But, I said, these books tell us things about the commercial potency of fundamentalist religion, and the strain of end-times thinking in America. No matter. It would be a Book Article, and no Book Article would ever run on the front page of the Sunday arts section. That space was reserved for articles about TV shows that were being watched by people who didn’t read newspapers, but would nevertheless be magically drawn to the newspaper because it ran articles about the TV shows they liked.
As someone who had the word “intellectual” tossed at me a few times during my newspaper days, I realize that my opinion has exactly zero traction with the kind of executives who consider newspapermen like Frank Wilson dispensible luxuries. But in my unrealistic, impractical Ivory Tower egghead way, I continue to think that an industry that rises and falls on the written word should be cultivating people who enjoy the written word, not chasing them away.
The wonder is not that the newspaper industry is dying out. The wonder is that newspapers still exist at all.

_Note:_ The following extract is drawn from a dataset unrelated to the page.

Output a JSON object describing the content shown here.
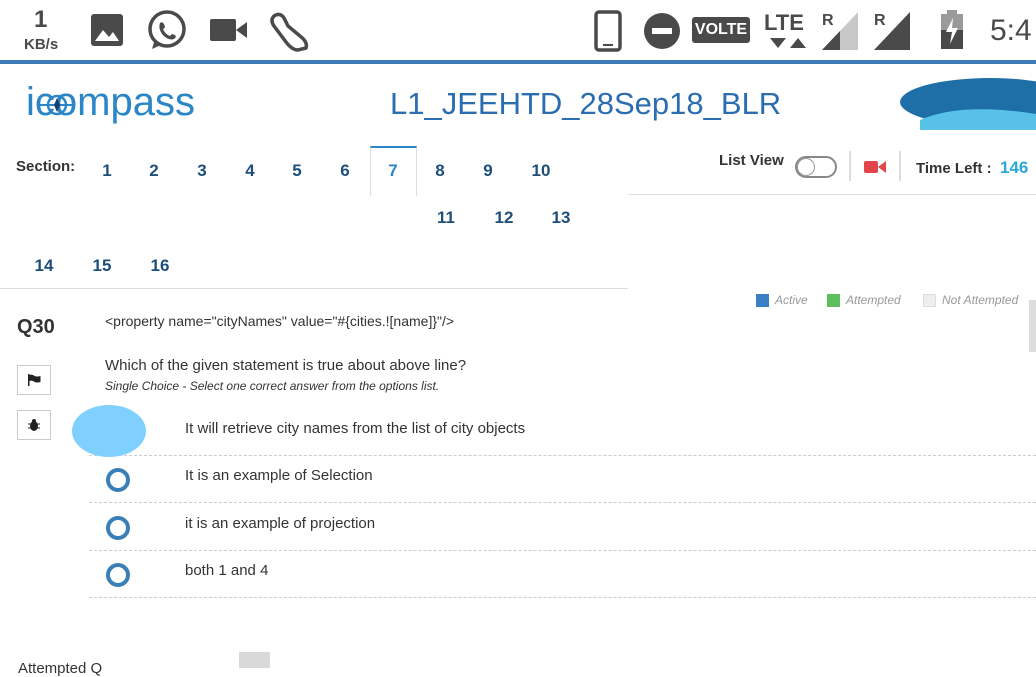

I’m not saying that better book coverage would turn around declining newspaper sales. I am saying that a not inconsiderable number of people looked forward to reading the book reviews Frank Wilson edited each week, and that his departure leaves that same number of people with one less reason to give a damn if the Philadelphia Inquirer publishes another edition or simply falls on its side and rolls into the Delaware River. I may be an intellectual, but even I can see that’s a pretty stupid business move.